TASK REQUIREMENTS:
Write the data out again exactly, with no pictures.

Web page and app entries
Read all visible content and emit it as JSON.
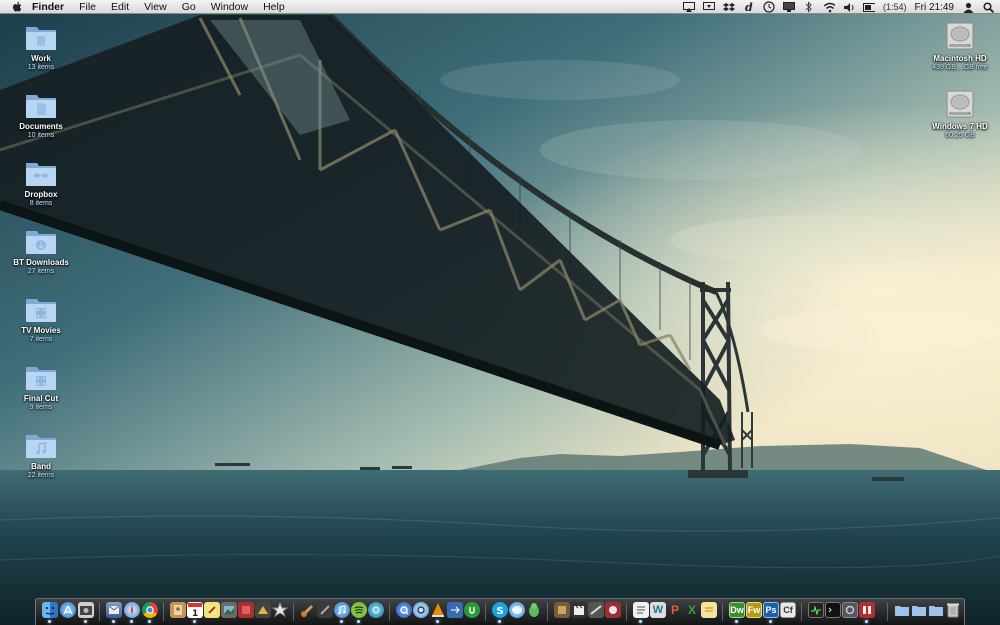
{
  "menubar": {
    "app_name": "Finder",
    "menus": [
      "File",
      "Edit",
      "View",
      "Go",
      "Window",
      "Help"
    ],
    "battery_text": "(1:54)",
    "clock": "Fri 21:49"
  },
  "desktop_left": [
    {
      "name": "Work",
      "sub": "13 items",
      "type": "folder"
    },
    {
      "name": "Documents",
      "sub": "10 items",
      "type": "folder"
    },
    {
      "name": "Dropbox",
      "sub": "8 items",
      "type": "folder"
    },
    {
      "name": "BT Downloads",
      "sub": "27 items",
      "type": "folder"
    },
    {
      "name": "TV Movies",
      "sub": "7 items",
      "type": "folder"
    },
    {
      "name": "Final Cut",
      "sub": "9 items",
      "type": "folder"
    },
    {
      "name": "Band",
      "sub": "22 items",
      "type": "folder"
    }
  ],
  "desktop_right": [
    {
      "name": "Macintosh HD",
      "sub": "439 GB,...GB free",
      "type": "drive"
    },
    {
      "name": "Windows 7 HD",
      "sub": "60.25 GB",
      "type": "drive"
    }
  ],
  "dock": {
    "text_icons": {
      "dreamweaver": "Dw",
      "fireworks": "Fw",
      "photoshop": "Ps",
      "coldfusion": "Cf",
      "wordpress": "W",
      "powerpoint": "P",
      "excel": "X"
    }
  },
  "colors": {
    "folder_light": "#b8d6f2",
    "folder_dark": "#7fa9d6",
    "dw": "#3e8f2c",
    "fw": "#b59a1a",
    "ps": "#1f5fa8",
    "cf": "#e9e9e9"
  }
}
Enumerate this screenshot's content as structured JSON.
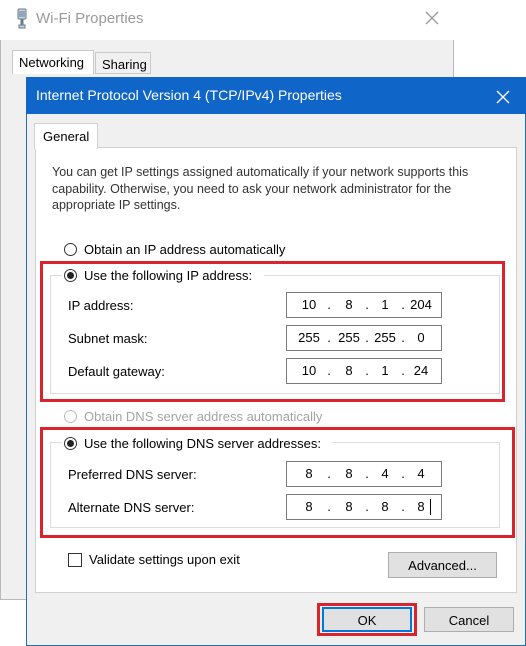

OUTPUT BELOW:
Read all visible content and emit it as JSON.
{
  "menubar": {
    "app_name": "Finder",
    "menus": [
      "File",
      "Edit",
      "View",
      "Go",
      "Window",
      "Help"
    ],
    "battery_text": "(1:54)",
    "clock": "Fri 21:49"
  },
  "desktop_left": [
    {
      "name": "Work",
      "sub": "13 items",
      "type": "folder"
    },
    {
      "name": "Documents",
      "sub": "10 items",
      "type": "folder"
    },
    {
      "name": "Dropbox",
      "sub": "8 items",
      "type": "folder"
    },
    {
      "name": "BT Downloads",
      "sub": "27 items",
      "type": "folder"
    },
    {
      "name": "TV Movies",
      "sub": "7 items",
      "type": "folder"
    },
    {
      "name": "Final Cut",
      "sub": "9 items",
      "type": "folder"
    },
    {
      "name": "Band",
      "sub": "22 items",
      "type": "folder"
    }
  ],
  "desktop_right": [
    {
      "name": "Macintosh HD",
      "sub": "439 GB,...GB free",
      "type": "drive"
    },
    {
      "name": "Windows 7 HD",
      "sub": "60.25 GB",
      "type": "drive"
    }
  ],
  "dock": {
    "text_icons": {
      "dreamweaver": "Dw",
      "fireworks": "Fw",
      "photoshop": "Ps",
      "coldfusion": "Cf",
      "wordpress": "W",
      "powerpoint": "P",
      "excel": "X"
    }
  },
  "colors": {
    "folder_light": "#b8d6f2",
    "folder_dark": "#7fa9d6",
    "dw": "#3e8f2c",
    "fw": "#b59a1a",
    "ps": "#1f5fa8",
    "cf": "#e9e9e9"
  }
}
Enumerate this screenshot's content as structured JSON.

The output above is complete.